If you are a self-respected migrant worker slash globetrotter these days, then chances are you have a stash of cell phone sim cards tucked away somewhere. These are the evidence that differentiate between you and the regular traveler.
Sure enough, we all own cell phones with multiple Gs attached to the model description, and have signed up for convoluted contracts that allow us to call whether we are thirty thousand feet above ground or away from the nearest phone booth. But really, being a multiple sim-card carrying member of society in our deluded state of being gives us a certain guilty pleasure—as if having a local number is an acceptable proxy to having a base, of being temporarily grounded and by extension, a sense of belonging.
In an unlikely way, these tiny little plastic chips have become pieces of a jigsaw puzzle that has come to represent life (or, at least my life in the past year). One day, should my collection of sim-cards be excavated (and should the technology still exist to read them), one will find a truly random collection of pictures—mostly of food, dilapidated buildings in grim light and close-ups of faces, with some very distinguishable, yet more very generic, backgrounds. They will see telephone numbers against name after name, but belonging to people from different generations, persuasions, and worlds. Strings of numbers of various lengths, it will be a rather lengthy forensic exercise to decipher to which country each one belongs. The best part still, are the conversations recorded in the SMS compartment. Disjointed as they may be at first glance, these text messages- with spelling mistakes, SMS-isms and the wrong choice of predictive text, have the potential to one day become the building blocks of an epic novel. Because these small parcels of bits and bytes have somehow become our channel for empathy, want, dread, excitement, love, hate, boredom, … our impressions of life.

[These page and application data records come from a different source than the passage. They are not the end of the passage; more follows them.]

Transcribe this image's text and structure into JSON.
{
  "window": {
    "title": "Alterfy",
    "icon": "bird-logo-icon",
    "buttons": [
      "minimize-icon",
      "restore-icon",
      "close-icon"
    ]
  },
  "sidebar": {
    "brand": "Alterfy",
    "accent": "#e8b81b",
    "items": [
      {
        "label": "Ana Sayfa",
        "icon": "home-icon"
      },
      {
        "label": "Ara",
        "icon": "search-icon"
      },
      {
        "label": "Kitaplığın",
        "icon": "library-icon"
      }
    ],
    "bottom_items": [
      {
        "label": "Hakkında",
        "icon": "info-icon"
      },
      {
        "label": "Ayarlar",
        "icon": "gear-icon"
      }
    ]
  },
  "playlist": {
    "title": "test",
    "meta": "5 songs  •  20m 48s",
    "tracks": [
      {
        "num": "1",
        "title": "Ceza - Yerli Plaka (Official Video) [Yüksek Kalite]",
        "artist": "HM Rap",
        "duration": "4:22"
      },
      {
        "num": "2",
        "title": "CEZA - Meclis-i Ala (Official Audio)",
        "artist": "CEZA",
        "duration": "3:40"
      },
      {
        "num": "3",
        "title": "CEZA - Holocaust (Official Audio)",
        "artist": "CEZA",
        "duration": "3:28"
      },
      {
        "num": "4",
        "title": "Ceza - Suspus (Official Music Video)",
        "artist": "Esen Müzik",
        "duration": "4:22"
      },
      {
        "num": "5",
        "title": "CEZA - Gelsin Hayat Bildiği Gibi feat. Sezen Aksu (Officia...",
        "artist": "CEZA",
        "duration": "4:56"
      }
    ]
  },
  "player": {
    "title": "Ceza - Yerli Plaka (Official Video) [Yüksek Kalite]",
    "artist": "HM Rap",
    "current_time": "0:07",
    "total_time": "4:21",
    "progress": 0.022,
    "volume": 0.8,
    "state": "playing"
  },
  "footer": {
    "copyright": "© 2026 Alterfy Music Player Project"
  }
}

Forget about time capsules. Sim-cards are the way to go. They are the archives- the scribes, of the modern day migrant worker.
Oh, and here’s a product idea for you clever ones out there: a snazzy sim card wallet to hold onto these precious memories—or that much needed sense of belonging, of that feeling of groundedness.